Which lines of the entries hold the string "Game"? Copy each one.

* * * * * * *

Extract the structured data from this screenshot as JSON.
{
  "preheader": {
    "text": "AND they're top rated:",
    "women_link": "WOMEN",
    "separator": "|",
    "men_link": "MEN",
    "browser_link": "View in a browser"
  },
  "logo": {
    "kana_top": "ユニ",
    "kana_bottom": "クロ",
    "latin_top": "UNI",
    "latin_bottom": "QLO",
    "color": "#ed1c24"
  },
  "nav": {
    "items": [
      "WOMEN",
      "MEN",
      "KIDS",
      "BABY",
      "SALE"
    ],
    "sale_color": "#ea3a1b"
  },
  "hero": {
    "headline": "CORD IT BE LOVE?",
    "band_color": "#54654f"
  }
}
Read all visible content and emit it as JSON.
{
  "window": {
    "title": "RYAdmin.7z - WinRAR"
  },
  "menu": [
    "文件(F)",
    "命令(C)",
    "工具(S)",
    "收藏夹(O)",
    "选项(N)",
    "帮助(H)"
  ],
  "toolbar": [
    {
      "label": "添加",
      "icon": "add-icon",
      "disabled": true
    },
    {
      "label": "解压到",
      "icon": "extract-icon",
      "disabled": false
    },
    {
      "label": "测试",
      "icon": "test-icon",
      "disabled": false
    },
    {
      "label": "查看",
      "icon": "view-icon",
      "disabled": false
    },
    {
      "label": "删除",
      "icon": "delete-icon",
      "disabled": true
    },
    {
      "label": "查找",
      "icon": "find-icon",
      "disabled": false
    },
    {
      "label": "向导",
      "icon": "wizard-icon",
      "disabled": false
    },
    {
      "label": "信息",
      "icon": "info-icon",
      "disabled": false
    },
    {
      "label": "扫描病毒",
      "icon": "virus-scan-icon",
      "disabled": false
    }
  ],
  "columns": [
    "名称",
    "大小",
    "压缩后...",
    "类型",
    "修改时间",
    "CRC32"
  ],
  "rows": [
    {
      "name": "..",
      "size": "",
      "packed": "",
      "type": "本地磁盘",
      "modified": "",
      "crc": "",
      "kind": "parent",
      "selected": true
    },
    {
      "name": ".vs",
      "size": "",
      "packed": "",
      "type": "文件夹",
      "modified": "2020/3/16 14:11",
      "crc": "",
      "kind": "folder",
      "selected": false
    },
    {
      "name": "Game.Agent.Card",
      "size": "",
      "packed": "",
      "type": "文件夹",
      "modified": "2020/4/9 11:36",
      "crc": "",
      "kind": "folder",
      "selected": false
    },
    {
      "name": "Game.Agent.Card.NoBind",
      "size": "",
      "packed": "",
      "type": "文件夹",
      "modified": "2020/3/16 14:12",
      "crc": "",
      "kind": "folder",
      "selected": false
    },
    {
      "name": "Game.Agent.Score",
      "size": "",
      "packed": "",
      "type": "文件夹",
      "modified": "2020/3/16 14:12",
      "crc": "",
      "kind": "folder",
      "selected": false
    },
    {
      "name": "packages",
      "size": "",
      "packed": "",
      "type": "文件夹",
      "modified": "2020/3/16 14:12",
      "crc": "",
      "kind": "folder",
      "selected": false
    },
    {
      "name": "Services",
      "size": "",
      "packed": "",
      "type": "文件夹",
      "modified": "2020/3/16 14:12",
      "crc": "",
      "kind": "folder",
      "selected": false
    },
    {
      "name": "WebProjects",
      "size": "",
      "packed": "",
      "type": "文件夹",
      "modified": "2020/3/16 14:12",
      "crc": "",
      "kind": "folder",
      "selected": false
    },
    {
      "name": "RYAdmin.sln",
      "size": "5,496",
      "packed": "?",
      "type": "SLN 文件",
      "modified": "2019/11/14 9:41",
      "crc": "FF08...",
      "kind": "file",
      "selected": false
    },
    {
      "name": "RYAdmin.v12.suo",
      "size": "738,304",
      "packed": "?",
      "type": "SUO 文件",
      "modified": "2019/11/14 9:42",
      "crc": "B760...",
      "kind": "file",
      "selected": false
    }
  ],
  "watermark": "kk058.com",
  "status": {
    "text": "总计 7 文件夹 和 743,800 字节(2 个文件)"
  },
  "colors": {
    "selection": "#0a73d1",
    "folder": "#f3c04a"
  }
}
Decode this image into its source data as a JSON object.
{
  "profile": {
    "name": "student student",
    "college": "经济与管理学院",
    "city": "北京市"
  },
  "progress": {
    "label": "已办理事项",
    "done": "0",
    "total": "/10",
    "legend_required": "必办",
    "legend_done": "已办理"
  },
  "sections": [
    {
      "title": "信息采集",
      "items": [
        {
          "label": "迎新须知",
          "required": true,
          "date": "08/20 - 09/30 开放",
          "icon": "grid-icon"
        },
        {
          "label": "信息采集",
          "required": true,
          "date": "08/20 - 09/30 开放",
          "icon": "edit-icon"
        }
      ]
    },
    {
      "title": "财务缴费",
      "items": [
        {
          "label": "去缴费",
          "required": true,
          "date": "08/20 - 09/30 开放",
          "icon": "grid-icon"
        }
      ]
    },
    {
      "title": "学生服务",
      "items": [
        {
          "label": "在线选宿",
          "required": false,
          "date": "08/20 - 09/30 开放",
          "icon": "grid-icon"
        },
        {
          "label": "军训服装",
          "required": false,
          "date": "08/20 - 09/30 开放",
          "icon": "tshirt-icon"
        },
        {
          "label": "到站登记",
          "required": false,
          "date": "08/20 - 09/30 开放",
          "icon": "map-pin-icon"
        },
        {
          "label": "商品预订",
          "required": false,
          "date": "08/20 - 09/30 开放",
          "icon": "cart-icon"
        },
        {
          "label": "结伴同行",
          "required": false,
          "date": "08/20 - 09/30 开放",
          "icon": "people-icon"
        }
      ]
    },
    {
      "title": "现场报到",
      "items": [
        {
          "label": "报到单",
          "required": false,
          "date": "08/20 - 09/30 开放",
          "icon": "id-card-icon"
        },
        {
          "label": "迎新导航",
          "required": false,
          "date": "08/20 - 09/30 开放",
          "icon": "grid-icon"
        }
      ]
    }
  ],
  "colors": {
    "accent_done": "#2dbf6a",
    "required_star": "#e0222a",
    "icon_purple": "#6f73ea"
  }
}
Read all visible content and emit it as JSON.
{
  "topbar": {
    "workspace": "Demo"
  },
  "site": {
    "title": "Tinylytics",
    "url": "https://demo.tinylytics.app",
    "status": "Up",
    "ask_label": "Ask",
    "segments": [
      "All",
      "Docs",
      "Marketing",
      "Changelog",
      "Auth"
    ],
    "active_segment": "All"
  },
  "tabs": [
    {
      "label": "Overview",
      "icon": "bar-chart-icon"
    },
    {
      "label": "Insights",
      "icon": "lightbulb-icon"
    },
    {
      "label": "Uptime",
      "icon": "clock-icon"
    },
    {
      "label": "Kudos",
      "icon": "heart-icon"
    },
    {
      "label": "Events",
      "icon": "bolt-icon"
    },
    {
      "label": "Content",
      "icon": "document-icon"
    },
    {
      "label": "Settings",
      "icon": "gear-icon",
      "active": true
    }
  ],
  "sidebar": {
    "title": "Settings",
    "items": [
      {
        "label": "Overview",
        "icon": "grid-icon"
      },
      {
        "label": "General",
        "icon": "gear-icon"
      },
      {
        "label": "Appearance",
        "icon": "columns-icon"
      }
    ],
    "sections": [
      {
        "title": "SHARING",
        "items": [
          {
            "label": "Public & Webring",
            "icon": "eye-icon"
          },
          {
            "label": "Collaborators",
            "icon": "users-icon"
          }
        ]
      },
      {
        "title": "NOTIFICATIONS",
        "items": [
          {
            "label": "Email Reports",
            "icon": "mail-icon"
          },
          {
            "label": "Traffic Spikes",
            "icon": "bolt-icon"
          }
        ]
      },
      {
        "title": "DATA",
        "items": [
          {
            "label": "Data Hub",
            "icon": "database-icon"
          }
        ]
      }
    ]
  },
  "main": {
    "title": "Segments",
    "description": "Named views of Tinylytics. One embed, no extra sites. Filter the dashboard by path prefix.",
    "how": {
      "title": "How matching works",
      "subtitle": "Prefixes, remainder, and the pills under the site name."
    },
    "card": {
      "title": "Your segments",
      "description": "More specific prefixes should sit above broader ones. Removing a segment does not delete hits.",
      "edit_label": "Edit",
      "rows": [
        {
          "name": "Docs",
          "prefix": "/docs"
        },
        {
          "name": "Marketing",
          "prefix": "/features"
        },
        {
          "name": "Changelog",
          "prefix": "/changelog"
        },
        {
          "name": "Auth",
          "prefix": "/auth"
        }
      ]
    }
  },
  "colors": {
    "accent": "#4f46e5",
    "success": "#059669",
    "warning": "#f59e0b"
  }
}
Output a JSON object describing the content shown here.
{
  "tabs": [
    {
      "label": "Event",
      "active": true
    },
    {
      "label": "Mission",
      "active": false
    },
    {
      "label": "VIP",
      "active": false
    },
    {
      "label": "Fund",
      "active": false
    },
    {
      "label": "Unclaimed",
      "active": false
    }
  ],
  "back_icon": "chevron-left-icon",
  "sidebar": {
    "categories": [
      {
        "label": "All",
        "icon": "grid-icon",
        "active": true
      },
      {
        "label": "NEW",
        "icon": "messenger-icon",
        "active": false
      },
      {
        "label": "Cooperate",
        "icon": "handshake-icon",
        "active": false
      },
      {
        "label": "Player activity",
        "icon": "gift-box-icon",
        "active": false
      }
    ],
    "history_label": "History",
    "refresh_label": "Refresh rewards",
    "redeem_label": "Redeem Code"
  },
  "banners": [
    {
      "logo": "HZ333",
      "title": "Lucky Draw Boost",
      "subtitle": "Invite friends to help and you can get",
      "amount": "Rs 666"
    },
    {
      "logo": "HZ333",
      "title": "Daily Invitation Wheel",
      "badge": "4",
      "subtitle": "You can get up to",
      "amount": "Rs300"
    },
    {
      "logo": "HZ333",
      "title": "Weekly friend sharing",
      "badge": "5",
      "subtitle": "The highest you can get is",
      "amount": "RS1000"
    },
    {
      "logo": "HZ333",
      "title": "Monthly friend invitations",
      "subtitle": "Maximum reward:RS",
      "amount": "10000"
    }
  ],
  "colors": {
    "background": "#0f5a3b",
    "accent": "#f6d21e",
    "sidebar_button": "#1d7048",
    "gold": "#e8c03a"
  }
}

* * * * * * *

#### Written solution:
      "name": "Game.Agent.Card",
      "name": "Game.Agent.Card.NoBind",
      "name": "Game.Agent.Score",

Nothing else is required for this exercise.